The Digital Learning Identity Survey is an instrument designed to support teachers in recognizing their own digital learning identity (i.e., how they use technology for higher purposes of learning). This survey assists in linking pre-service teachers personal use of technology for learning to their classroom instruction. Fifty-four senior level pre-service teachers enrolled at a university in the Southwestern United States took part in this study. Using pre- and post-survey data, a mixed method approach was conducted. Quantitatively, a Wilcoxon Signed Rank Comparison test analyzed both survey administrations for participant growth and development. Qualitative measures analyzed interview responses and reflections for further evidence of change. Analysis results demonstrated an increase in digital learning identity when participants received direct instruction in better interpreting how they use technology for higher purposes of learning. Instruction included evaluation of available apps, common for personal use (e.g., Skype, Google Earth), with facilitated reflection on use for personal learning and application for student learning. Research needs to examine how and why teachers' digital learning identities impact classroom technology integration. Therefore, to determine this association, we must first help teachers recognize their own digital learning identity.

Fellow Biography

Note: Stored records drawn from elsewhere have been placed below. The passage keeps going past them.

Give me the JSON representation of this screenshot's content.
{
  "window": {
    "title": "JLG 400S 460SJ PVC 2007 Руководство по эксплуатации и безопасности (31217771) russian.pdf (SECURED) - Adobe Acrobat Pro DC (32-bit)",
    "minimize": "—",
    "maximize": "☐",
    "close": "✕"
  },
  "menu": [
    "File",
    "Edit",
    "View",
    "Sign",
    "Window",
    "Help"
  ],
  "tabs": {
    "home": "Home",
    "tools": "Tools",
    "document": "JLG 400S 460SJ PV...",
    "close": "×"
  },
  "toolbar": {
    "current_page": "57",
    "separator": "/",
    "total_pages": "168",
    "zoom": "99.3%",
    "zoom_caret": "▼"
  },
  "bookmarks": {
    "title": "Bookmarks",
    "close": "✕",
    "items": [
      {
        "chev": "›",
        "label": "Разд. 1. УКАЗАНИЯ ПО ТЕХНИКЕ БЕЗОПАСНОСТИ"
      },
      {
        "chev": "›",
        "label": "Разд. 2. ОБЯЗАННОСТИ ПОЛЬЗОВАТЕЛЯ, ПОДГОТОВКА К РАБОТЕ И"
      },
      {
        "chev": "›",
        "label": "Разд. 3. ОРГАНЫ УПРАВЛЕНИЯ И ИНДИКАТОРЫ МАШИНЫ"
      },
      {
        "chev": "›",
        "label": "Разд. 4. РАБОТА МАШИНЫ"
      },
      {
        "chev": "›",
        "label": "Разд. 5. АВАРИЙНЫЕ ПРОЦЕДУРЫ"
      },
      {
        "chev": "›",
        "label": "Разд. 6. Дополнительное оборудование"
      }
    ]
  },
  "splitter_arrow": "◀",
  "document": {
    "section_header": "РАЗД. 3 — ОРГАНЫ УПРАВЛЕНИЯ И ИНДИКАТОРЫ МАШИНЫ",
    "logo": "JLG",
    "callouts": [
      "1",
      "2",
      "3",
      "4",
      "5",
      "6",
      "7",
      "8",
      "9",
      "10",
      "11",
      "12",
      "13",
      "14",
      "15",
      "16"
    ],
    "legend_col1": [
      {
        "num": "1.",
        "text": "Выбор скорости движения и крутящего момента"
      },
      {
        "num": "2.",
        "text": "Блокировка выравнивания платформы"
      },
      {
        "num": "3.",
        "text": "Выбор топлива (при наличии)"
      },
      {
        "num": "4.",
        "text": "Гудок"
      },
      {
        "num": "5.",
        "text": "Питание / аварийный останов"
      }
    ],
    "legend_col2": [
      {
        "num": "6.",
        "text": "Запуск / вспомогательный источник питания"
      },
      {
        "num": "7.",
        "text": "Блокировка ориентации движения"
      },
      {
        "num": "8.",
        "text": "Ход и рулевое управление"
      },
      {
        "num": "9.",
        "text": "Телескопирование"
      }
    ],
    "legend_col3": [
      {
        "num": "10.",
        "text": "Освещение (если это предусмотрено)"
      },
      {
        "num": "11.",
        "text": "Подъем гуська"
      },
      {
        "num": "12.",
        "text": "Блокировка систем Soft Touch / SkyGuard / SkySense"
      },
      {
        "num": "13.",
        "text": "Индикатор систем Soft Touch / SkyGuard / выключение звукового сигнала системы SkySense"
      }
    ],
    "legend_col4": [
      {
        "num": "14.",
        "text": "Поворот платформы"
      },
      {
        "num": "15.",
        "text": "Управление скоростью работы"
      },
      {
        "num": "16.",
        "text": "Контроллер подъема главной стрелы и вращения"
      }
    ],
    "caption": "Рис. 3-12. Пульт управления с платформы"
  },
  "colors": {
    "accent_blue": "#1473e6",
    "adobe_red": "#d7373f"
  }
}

Wendi Zimmer, M.Ed., is a Ph.D. candidate at Texas A&M University.  She is currently majoring in Curriculum and Instruction in the department of Teaching, Learning, & Culture with an emphasis in Literacy.  Her research interests include digital literacy in the K-12 classroom, specifically directed at teacher preparedness and how teachers' personal learning transfers to classroom technology integration.  Additionally, she focuses on perspective taking and how using children’s literature to recognize different perspectives increases students' emotional vocabulary and empathy.  Furthermore, through her work with graduate education, Wendi researches methods for increasing graduate students' writing proficiency, which includes weekly writing sessions with graduate students.  Wendi holds a M.Ed. in Reading Instruction from Sam Houston State University and has 15 years of teaching experience in all levels of education, including administrative rolls and classroom teaching.